- [Your objective]:
Set down all of the records exactly, leaving none out.

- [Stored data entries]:

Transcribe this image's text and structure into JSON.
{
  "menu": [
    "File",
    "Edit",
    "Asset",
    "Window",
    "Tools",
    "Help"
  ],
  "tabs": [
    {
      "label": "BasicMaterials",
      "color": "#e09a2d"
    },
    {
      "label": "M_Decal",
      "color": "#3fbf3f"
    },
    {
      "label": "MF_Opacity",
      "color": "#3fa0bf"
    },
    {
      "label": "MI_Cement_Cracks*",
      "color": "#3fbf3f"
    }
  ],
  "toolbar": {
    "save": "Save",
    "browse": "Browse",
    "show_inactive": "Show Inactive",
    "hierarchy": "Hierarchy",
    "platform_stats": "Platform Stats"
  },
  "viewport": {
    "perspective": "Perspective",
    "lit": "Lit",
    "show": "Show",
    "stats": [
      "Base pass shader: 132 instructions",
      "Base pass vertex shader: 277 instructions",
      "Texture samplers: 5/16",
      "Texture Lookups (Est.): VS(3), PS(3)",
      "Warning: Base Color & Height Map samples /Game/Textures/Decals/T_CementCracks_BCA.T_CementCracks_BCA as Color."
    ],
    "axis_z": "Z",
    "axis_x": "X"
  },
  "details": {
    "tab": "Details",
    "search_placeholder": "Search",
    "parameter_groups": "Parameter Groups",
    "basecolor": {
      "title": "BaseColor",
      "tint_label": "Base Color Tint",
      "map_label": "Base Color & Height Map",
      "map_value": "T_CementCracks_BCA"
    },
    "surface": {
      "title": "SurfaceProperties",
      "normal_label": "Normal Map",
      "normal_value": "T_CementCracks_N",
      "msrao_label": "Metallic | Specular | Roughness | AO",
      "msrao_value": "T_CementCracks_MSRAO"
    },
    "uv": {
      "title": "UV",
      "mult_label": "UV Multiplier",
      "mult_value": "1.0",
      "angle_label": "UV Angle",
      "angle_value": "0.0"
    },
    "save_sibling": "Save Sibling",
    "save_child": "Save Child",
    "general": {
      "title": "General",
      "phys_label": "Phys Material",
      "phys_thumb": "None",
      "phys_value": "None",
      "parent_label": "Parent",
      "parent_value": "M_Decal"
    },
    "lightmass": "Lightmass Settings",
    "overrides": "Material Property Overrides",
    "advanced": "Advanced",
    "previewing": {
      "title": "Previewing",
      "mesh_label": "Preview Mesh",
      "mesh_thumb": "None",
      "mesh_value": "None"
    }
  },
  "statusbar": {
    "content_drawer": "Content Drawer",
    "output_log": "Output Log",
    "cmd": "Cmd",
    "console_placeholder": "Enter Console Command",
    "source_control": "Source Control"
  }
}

- [Worked solution]:
Transcribe this image's text and structure into JSON.
{
  "menu": [
    "File",
    "Edit",
    "Asset",
    "Window",
    "Tools",
    "Help"
  ],
  "tabs": [
    {
      "label": "BasicMaterials",
      "color": "#e09a2d"
    },
    {
      "label": "M_Decal",
      "color": "#3fbf3f"
    },
    {
      "label": "MF_Opacity",
      "color": "#3fa0bf"
    },
    {
      "label": "MI_Cement_Cracks*",
      "color": "#3fbf3f"
    }
  ],
  "toolbar": {
    "save": "Save",
    "browse": "Browse",
    "show_inactive": "Show Inactive",
    "hierarchy": "Hierarchy",
    "platform_stats": "Platform Stats"
  },
  "viewport": {
    "perspective": "Perspective",
    "lit": "Lit",
    "show": "Show",
    "stats": [
      "Base pass shader: 132 instructions",
      "Base pass vertex shader: 277 instructions",
      "Texture samplers: 5/16",
      "Texture Lookups (Est.): VS(3), PS(3)",
      "Warning: Base Color & Height Map samples /Game/Textures/Decals/T_CementCracks_BCA.T_CementCracks_BCA as Color."
    ],
    "axis_z": "Z",
    "axis_x": "X"
  },
  "details": {
    "tab": "Details",
    "search_placeholder": "Search",
    "parameter_groups": "Parameter Groups",
    "basecolor": {
      "title": "BaseColor",
      "tint_label": "Base Color Tint",
      "map_label": "Base Color & Height Map",
      "map_value": "T_CementCracks_BCA"
    },
    "surface": {
      "title": "SurfaceProperties",
      "normal_label": "Normal Map",
      "normal_value": "T_CementCracks_N",
      "msrao_label": "Metallic | Specular | Roughness | AO",
      "msrao_value": "T_CementCracks_MSRAO"
    },
    "uv": {
      "title": "UV",
      "mult_label": "UV Multiplier",
      "mult_value": "1.0",
      "angle_label": "UV Angle",
      "angle_value": "0.0"
    },
    "save_sibling": "Save Sibling",
    "save_child": "Save Child",
    "general": {
      "title": "General",
      "phys_label": "Phys Material",
      "phys_thumb": "None",
      "phys_value": "None",
      "parent_label": "Parent",
      "parent_value": "M_Decal"
    },
    "lightmass": "Lightmass Settings",
    "overrides": "Material Property Overrides",
    "advanced": "Advanced",
    "previewing": {
      "title": "Previewing",
      "mesh_label": "Preview Mesh",
      "mesh_thumb": "None",
      "mesh_value": "None"
    }
  },
  "statusbar": {
    "content_drawer": "Content Drawer",
    "output_log": "Output Log",
    "cmd": "Cmd",
    "console_placeholder": "Enter Console Command",
    "source_control": "Source Control"
  }
}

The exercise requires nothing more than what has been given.